“In terms of unique customers assisted this year, the number is just over 44,000. Last year we had 53,000.

“So that looks at first glance, ‘it’s gone down’.

“Because of GDPR, we have had to be considerably more circumspect in terms of what information we are gathering from clients. In effect we’ve had to stop getting data from them.

"Basically they’re able now to download guides and so on, without leaving a footprint. The challenge is that we then don’t have a follow-up.

“The other challenge clearly has been the huge uncertainty of the whole Brexit debate.

“All of that points to a reduction in business confidence. Businesses are less keen on growing.

“They’re less interested in investing. Despite the consumer confidence issues, people are still interested in starting a business.”
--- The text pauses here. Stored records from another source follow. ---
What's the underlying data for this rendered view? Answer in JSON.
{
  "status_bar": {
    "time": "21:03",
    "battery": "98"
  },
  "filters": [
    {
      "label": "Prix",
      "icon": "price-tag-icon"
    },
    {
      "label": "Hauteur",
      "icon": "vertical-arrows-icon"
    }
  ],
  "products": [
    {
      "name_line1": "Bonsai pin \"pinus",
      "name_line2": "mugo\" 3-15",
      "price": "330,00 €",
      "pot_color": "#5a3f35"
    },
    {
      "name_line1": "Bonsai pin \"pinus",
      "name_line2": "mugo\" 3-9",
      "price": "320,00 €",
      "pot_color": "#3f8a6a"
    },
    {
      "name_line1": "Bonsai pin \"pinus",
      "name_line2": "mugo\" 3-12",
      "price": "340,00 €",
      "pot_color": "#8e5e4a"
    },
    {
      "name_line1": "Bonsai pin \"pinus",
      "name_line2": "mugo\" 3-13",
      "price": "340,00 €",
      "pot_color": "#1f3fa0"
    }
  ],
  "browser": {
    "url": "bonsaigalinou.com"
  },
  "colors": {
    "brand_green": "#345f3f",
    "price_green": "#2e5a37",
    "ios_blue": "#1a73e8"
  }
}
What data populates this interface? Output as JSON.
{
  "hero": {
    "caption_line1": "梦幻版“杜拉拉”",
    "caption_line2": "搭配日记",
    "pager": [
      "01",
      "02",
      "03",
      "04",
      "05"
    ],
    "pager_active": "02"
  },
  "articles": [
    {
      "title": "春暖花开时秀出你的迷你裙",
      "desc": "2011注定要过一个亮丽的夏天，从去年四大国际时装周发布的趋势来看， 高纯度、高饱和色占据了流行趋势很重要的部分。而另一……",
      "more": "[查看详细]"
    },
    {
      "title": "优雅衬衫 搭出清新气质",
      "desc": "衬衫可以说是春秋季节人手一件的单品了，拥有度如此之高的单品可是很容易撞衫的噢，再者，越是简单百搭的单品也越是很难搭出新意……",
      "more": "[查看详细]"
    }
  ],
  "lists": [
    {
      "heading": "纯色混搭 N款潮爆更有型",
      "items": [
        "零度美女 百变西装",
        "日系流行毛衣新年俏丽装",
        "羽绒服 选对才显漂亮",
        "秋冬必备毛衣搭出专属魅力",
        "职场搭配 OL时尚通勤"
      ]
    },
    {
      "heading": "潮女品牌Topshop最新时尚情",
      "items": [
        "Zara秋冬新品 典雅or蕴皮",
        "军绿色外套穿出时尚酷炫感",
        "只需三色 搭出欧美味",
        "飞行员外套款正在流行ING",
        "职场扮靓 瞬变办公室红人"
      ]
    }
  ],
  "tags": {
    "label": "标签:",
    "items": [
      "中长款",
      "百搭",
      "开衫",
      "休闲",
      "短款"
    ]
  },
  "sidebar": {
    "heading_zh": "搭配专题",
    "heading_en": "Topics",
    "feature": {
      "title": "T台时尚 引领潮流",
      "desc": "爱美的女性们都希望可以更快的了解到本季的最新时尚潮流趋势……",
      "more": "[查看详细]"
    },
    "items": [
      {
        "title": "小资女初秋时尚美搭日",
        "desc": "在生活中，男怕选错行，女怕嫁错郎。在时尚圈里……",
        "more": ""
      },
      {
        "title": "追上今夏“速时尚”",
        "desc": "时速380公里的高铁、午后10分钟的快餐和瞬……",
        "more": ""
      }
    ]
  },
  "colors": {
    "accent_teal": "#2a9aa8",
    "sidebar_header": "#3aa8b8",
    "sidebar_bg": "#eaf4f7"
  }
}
Business Gateway helped clients access a total of more than £5m in RSA grants and helped access assistance from Business Loans Scotland, a consortium of local authorities which manages a £7m loan fund.